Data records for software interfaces
==========

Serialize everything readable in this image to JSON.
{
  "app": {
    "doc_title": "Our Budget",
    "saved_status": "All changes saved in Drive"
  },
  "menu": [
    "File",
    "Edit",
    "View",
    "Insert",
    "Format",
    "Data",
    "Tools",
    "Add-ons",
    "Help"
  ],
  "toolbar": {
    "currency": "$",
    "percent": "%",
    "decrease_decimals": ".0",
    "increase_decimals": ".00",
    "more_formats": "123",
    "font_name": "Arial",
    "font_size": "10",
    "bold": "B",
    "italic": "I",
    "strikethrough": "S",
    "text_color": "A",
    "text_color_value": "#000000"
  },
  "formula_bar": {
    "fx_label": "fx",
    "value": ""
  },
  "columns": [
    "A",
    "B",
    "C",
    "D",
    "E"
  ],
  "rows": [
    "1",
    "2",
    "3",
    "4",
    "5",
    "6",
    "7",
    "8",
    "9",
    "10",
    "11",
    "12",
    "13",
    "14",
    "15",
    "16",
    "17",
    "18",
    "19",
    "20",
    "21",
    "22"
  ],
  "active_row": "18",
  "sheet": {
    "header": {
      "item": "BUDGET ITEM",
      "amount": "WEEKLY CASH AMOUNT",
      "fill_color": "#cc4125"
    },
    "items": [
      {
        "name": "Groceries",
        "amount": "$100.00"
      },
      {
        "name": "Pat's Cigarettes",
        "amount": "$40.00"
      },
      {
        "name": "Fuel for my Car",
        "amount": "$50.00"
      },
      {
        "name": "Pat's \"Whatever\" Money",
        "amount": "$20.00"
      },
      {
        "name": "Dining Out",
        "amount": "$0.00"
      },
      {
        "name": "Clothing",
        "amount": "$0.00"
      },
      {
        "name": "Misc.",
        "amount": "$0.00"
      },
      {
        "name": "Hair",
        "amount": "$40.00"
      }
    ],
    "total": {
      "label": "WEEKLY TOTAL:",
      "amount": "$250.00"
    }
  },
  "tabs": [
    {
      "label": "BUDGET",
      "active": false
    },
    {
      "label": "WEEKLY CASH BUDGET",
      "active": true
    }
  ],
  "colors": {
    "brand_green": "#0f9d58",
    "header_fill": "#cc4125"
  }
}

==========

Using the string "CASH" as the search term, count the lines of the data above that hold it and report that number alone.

2